It’s been many years since pescado zarandeado—a whole snook grilled over charcoal and dressed with lemon and onion—has been on the menu at Mariscos Chente’s. At 71 years old, Vicente “Chente” Cossio, the godfather of Mexican seafood in L.A., has earned himself a break from flipping fish over a hot grill.
Still, the dish, perhaps more than any other, was instrumental in establishing Chente’s legacy, even if people didn’t realize he was the driving force all along. In 2011, Jonathan Gold published a review of Coni’Seafood, where he expressed concern that Sergio Peñuelas, the cook he deemed responsible for the excellent zarandeado, may not have been in the building.
“Is Mr. Peñuelas at the Hawthorne Avenue restaurant, has he moved to the Mar Vista branch or has he hopped to the one in Gardena?” Gold wrote. “Does he work every day? Do the other chefs know how to grill snook?”
Gold doubled down on that fear—admittedly fueled by rumors on message boards like Chowhound—in his 2015 101 Best Restaurants list. He deemed Coni’Seafood worthy of the ballot, but questioned the future of zarandeado due to the departure of Peñuelas. Had he tried it lately? The same—and that’s no coincidence.

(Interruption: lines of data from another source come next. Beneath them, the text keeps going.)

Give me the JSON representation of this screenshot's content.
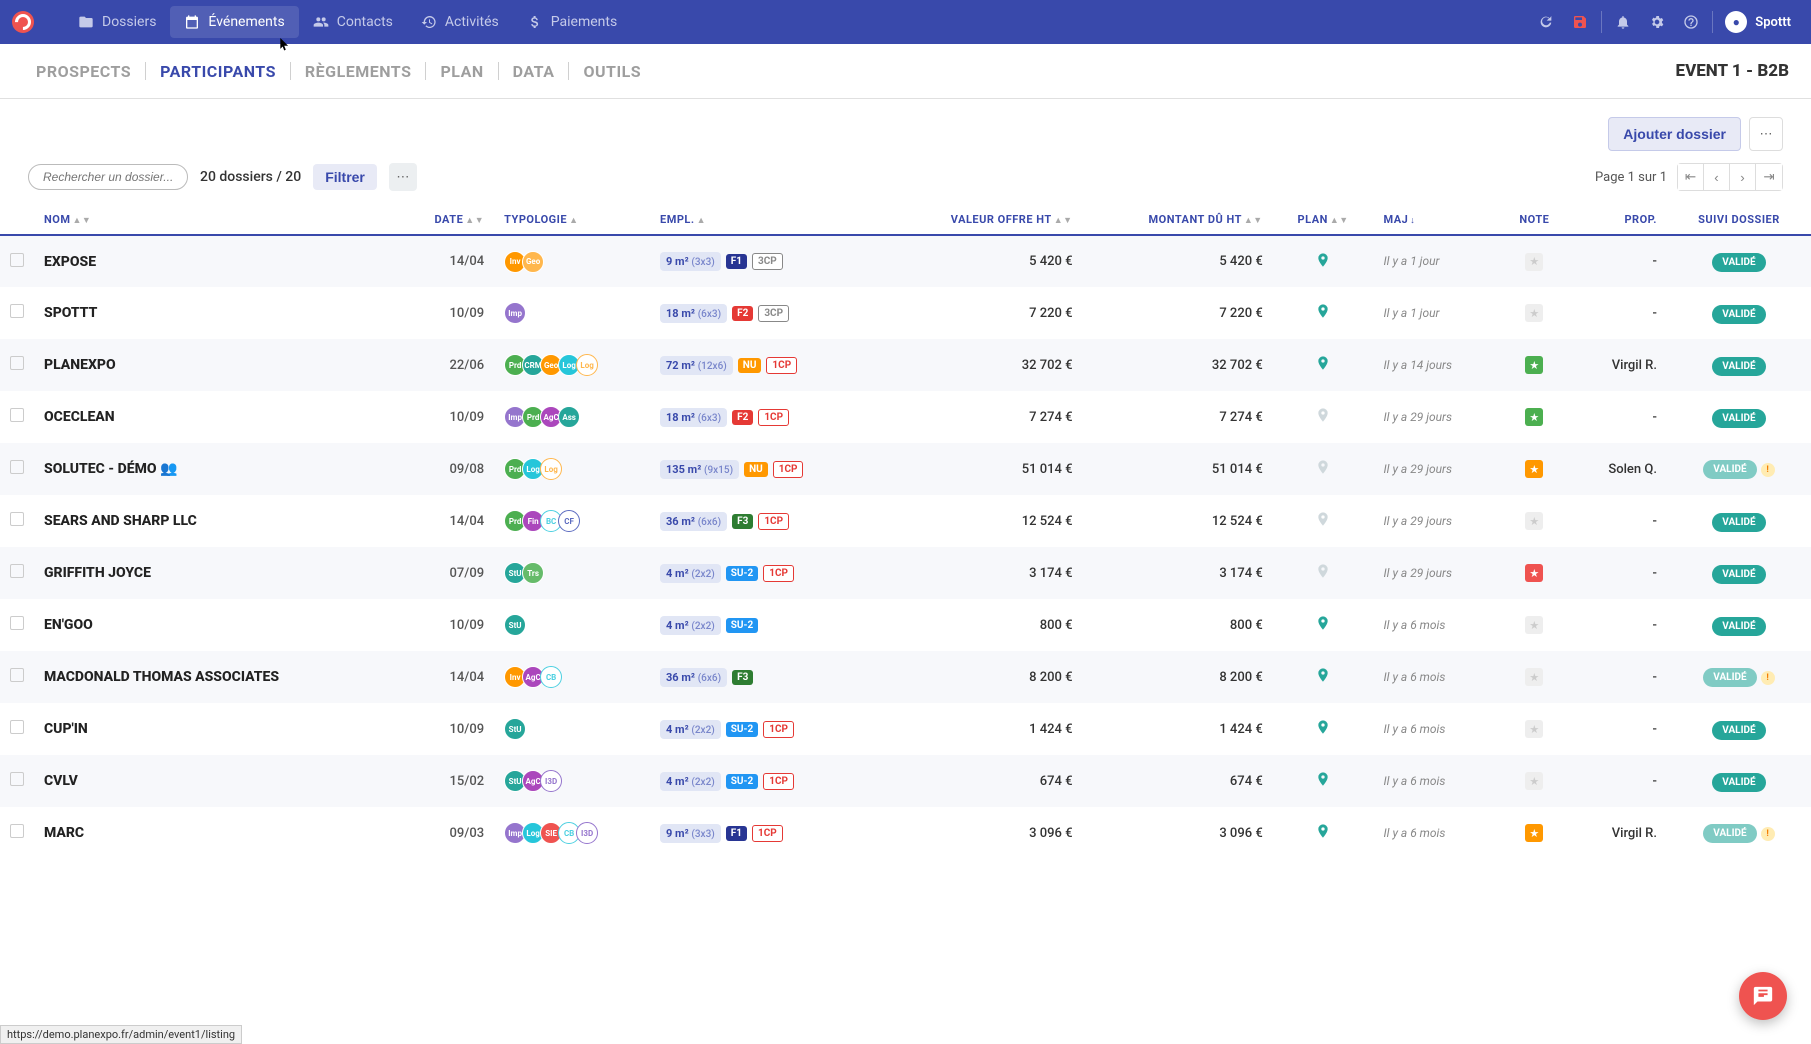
{
  "nav": {
    "items": [
      {
        "label": "Dossiers",
        "icon": "folder-icon"
      },
      {
        "label": "Événements",
        "icon": "calendar-icon",
        "active": true
      },
      {
        "label": "Contacts",
        "icon": "people-icon"
      },
      {
        "label": "Activités",
        "icon": "history-icon"
      },
      {
        "label": "Paiements",
        "icon": "money-icon"
      }
    ],
    "user": "Spottt"
  },
  "subtabs": {
    "items": [
      "PROSPECTS",
      "PARTICIPANTS",
      "RÈGLEMENTS",
      "PLAN",
      "DATA",
      "OUTILS"
    ],
    "active_index": 1,
    "event_title": "EVENT 1 - B2B"
  },
  "actions": {
    "add_folder": "Ajouter dossier"
  },
  "toolbar": {
    "search_placeholder": "Rechercher un dossier...",
    "count_text": "20 dossiers / 20",
    "filter_label": "Filtrer",
    "pager_text": "Page 1 sur 1"
  },
  "columns": {
    "nom": "NOM",
    "date": "DATE",
    "typologie": "TYPOLOGIE",
    "empl": "EMPL.",
    "valeur": "VALEUR OFFRE HT",
    "montant": "MONTANT DÛ HT",
    "plan": "PLAN",
    "maj": "MAJ",
    "note": "NOTE",
    "prop": "PROP.",
    "suivi": "SUIVI DOSSIER"
  },
  "rows": [
    {
      "name": "EXPOSE",
      "date": "14/04",
      "typo": [
        {
          "t": "Inv",
          "c": "#ff9800"
        },
        {
          "t": "Geo",
          "c": "#ffb74d"
        }
      ],
      "empl": {
        "area": "9 m²",
        "dim": "(3x3)",
        "tags": [
          {
            "t": "F1",
            "cls": "tag-f1"
          },
          {
            "t": "3CP",
            "cls": "tag-cp2"
          }
        ]
      },
      "valeur": "5 420 €",
      "montant": "5 420 €",
      "plan": "green",
      "maj": "Il y a 1 jour",
      "note": "grey",
      "prop": "-",
      "status": "VALIDÉ",
      "warn": false,
      "light": false
    },
    {
      "name": "SPOTTT",
      "date": "10/09",
      "typo": [
        {
          "t": "Imp",
          "c": "#9575cd"
        }
      ],
      "empl": {
        "area": "18 m²",
        "dim": "(6x3)",
        "tags": [
          {
            "t": "F2",
            "cls": "tag-f2"
          },
          {
            "t": "3CP",
            "cls": "tag-cp2"
          }
        ]
      },
      "valeur": "7 220 €",
      "montant": "7 220 €",
      "plan": "green",
      "maj": "Il y a 1 jour",
      "note": "grey",
      "prop": "-",
      "status": "VALIDÉ",
      "warn": false,
      "light": false
    },
    {
      "name": "PLANEXPO",
      "date": "22/06",
      "typo": [
        {
          "t": "Prd",
          "c": "#4caf50"
        },
        {
          "t": "CRM",
          "c": "#26a69a"
        },
        {
          "t": "Geo",
          "c": "#ff9800"
        },
        {
          "t": "Log",
          "c": "#26c6da"
        },
        {
          "t": "Log",
          "c": "#ffb74d",
          "outline": true
        }
      ],
      "empl": {
        "area": "72 m²",
        "dim": "(12x6)",
        "tags": [
          {
            "t": "NU",
            "cls": "tag-nu"
          },
          {
            "t": "1CP",
            "cls": "tag-cp"
          }
        ]
      },
      "valeur": "32 702 €",
      "montant": "32 702 €",
      "plan": "green",
      "maj": "Il y a 14 jours",
      "note": "green",
      "prop": "Virgil R.",
      "status": "VALIDÉ",
      "warn": false,
      "light": false
    },
    {
      "name": "OCECLEAN",
      "date": "10/09",
      "typo": [
        {
          "t": "Imp",
          "c": "#9575cd"
        },
        {
          "t": "Prd",
          "c": "#4caf50"
        },
        {
          "t": "AgC",
          "c": "#ab47bc"
        },
        {
          "t": "Ass",
          "c": "#26a69a"
        }
      ],
      "empl": {
        "area": "18 m²",
        "dim": "(6x3)",
        "tags": [
          {
            "t": "F2",
            "cls": "tag-f2"
          },
          {
            "t": "1CP",
            "cls": "tag-cp"
          }
        ]
      },
      "valeur": "7 274 €",
      "montant": "7 274 €",
      "plan": "grey",
      "maj": "Il y a 29 jours",
      "note": "green",
      "prop": "-",
      "status": "VALIDÉ",
      "warn": false,
      "light": false
    },
    {
      "name": "SOLUTEC - DÉMO 👥",
      "date": "09/08",
      "typo": [
        {
          "t": "Prd",
          "c": "#4caf50"
        },
        {
          "t": "Log",
          "c": "#26c6da"
        },
        {
          "t": "Log",
          "c": "#ffb74d",
          "outline": true
        }
      ],
      "empl": {
        "area": "135 m²",
        "dim": "(9x15)",
        "tags": [
          {
            "t": "NU",
            "cls": "tag-nu"
          },
          {
            "t": "1CP",
            "cls": "tag-cp"
          }
        ]
      },
      "valeur": "51 014 €",
      "montant": "51 014 €",
      "plan": "grey",
      "maj": "Il y a 29 jours",
      "note": "orange",
      "prop": "Solen Q.",
      "status": "VALIDÉ",
      "warn": true,
      "light": true
    },
    {
      "name": "SEARS AND SHARP LLC",
      "date": "14/04",
      "typo": [
        {
          "t": "Prd",
          "c": "#4caf50"
        },
        {
          "t": "Fin",
          "c": "#ab47bc"
        },
        {
          "t": "BC",
          "c": "#4dd0e1",
          "outline": true
        },
        {
          "t": "CF",
          "c": "#5c6bc0",
          "outline": true
        }
      ],
      "empl": {
        "area": "36 m²",
        "dim": "(6x6)",
        "tags": [
          {
            "t": "F3",
            "cls": "tag-f3"
          },
          {
            "t": "1CP",
            "cls": "tag-cp"
          }
        ]
      },
      "valeur": "12 524 €",
      "montant": "12 524 €",
      "plan": "grey",
      "maj": "Il y a 29 jours",
      "note": "grey",
      "prop": "-",
      "status": "VALIDÉ",
      "warn": false,
      "light": false
    },
    {
      "name": "GRIFFITH JOYCE",
      "date": "07/09",
      "typo": [
        {
          "t": "StU",
          "c": "#26a69a"
        },
        {
          "t": "Trs",
          "c": "#66bb6a"
        }
      ],
      "empl": {
        "area": "4 m²",
        "dim": "(2x2)",
        "tags": [
          {
            "t": "SU-2",
            "cls": "tag-su2"
          },
          {
            "t": "1CP",
            "cls": "tag-cp"
          }
        ]
      },
      "valeur": "3 174 €",
      "montant": "3 174 €",
      "plan": "grey",
      "maj": "Il y a 29 jours",
      "note": "red",
      "prop": "-",
      "status": "VALIDÉ",
      "warn": false,
      "light": false
    },
    {
      "name": "EN'GOO",
      "date": "10/09",
      "typo": [
        {
          "t": "StU",
          "c": "#26a69a"
        }
      ],
      "empl": {
        "area": "4 m²",
        "dim": "(2x2)",
        "tags": [
          {
            "t": "SU-2",
            "cls": "tag-su2"
          }
        ]
      },
      "valeur": "800 €",
      "montant": "800 €",
      "plan": "green",
      "maj": "Il y a 6 mois",
      "note": "grey",
      "prop": "-",
      "status": "VALIDÉ",
      "warn": false,
      "light": false
    },
    {
      "name": "MACDONALD THOMAS ASSOCIATES",
      "date": "14/04",
      "typo": [
        {
          "t": "Inv",
          "c": "#ff9800"
        },
        {
          "t": "AgC",
          "c": "#ab47bc"
        },
        {
          "t": "CB",
          "c": "#4dd0e1",
          "outline": true
        }
      ],
      "empl": {
        "area": "36 m²",
        "dim": "(6x6)",
        "tags": [
          {
            "t": "F3",
            "cls": "tag-f3"
          }
        ]
      },
      "valeur": "8 200 €",
      "montant": "8 200 €",
      "plan": "green",
      "maj": "Il y a 6 mois",
      "note": "grey",
      "prop": "-",
      "status": "VALIDÉ",
      "warn": true,
      "light": true
    },
    {
      "name": "CUP'IN",
      "date": "10/09",
      "typo": [
        {
          "t": "StU",
          "c": "#26a69a"
        }
      ],
      "empl": {
        "area": "4 m²",
        "dim": "(2x2)",
        "tags": [
          {
            "t": "SU-2",
            "cls": "tag-su2"
          },
          {
            "t": "1CP",
            "cls": "tag-cp"
          }
        ]
      },
      "valeur": "1 424 €",
      "montant": "1 424 €",
      "plan": "green",
      "maj": "Il y a 6 mois",
      "note": "grey",
      "prop": "-",
      "status": "VALIDÉ",
      "warn": false,
      "light": false
    },
    {
      "name": "CVLV",
      "date": "15/02",
      "typo": [
        {
          "t": "StU",
          "c": "#26a69a"
        },
        {
          "t": "AgC",
          "c": "#ab47bc"
        },
        {
          "t": "I3D",
          "c": "#9575cd",
          "outline": true
        }
      ],
      "empl": {
        "area": "4 m²",
        "dim": "(2x2)",
        "tags": [
          {
            "t": "SU-2",
            "cls": "tag-su2"
          },
          {
            "t": "1CP",
            "cls": "tag-cp"
          }
        ]
      },
      "valeur": "674 €",
      "montant": "674 €",
      "plan": "green",
      "maj": "Il y a 6 mois",
      "note": "grey",
      "prop": "-",
      "status": "VALIDÉ",
      "warn": false,
      "light": false
    },
    {
      "name": "MARC",
      "date": "09/03",
      "typo": [
        {
          "t": "Imp",
          "c": "#9575cd"
        },
        {
          "t": "Log",
          "c": "#26c6da"
        },
        {
          "t": "SIE",
          "c": "#ef5350"
        },
        {
          "t": "CB",
          "c": "#4dd0e1",
          "outline": true
        },
        {
          "t": "I3D",
          "c": "#9575cd",
          "outline": true
        }
      ],
      "empl": {
        "area": "9 m²",
        "dim": "(3x3)",
        "tags": [
          {
            "t": "F1",
            "cls": "tag-f1"
          },
          {
            "t": "1CP",
            "cls": "tag-cp"
          }
        ]
      },
      "valeur": "3 096 €",
      "montant": "3 096 €",
      "plan": "green",
      "maj": "Il y a 6 mois",
      "note": "orange",
      "prop": "Virgil R.",
      "status": "VALIDÉ",
      "warn": true,
      "light": true
    }
  ],
  "status_url": "https://demo.planexpo.fr/admin/event1/listing"
}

And, as long as we’re going down that road, it’s somewhat condescending to praise restaurants with local celebrity chefs that are rarely in the kitchen and then apply a different standard to a traditional restaurant that’s been in business since 1987. Ludo or Jon and Vinny don’t have to be in the kitchen but Peñuelas does? That’s a ridiculous double standard. Traditional restaurateurs are just as capable of maintaining their recipes, perhaps even more so.
Plus, it was Chente’s recipe all along, not necessarily Peñuelas’s proficiency on the grill, that was garnering all the praise. Especially in today’s cult-of-the-chef restaurant climate, you don’t credit the cook reducing the sauce or searing off the meat; you give the genius who crafted the food their due.
Regulars who have been eating Chente’s food—whether it’s at Mariscos Chente’s or Coni’Seafood—since the beginning know that his restaurants have maintained their flavor and quality through the years. (Though the same can’t be said for his ex-wife Magdalena’s similarly named Mariscos Chente in Mar Vista, but that’s another story altogether).
I might spend more time at Coni’Seafood these days, because that’s where the best pescado zarandeado in the U.S. lives, and that’s where you can find what is essentially the original Mariscos Chente’s experience. But everyone who loves Mexican seafood owes themselves a pilgrimage to the man’s whose recipes changed Mexican seafood in L.A. And when you go there—get the ceviche. Trust me.
Though the family has done an excellent job of maintaining Chente’s recipes, no one can make a traditional Nayarit-style ceviche like him; it’s always brilliant at Coni’Seafood, but Chente just does it better. “It’s my dad’s flavor; no one does it like him—I mean, I do the same recipe but it just tastes a little different. I can tell”, said daughter Connie Cossio. According to Chente, Connie was the best cook he ever trained, so that’s saying a lot.
Head down to Lennox, look for a handsome, older gentleman with impeccable curls, and ask him to please make you his ceviche de camaron. A plateful of raw shrimp sourced from Mexico is tossed with diced tomato, cucumber and purple onion, lime juice and a puree of jalapeños. I always ask for it extra spicy—it’s ceviche man, not a pinche seafood salad. Scoop up the ceviche with a tortilla chip and you’re in Essential T country.
Chente’s nautical themed hole-in-the-wall may look like a shipwreck, but the patriarch of L.A. first family of Mexican seafood is still an outstanding cook and seafood cocktailer.
Mariscos Chente’s, 10020 S Inglewood Ave., Lennox, (310) 672-0226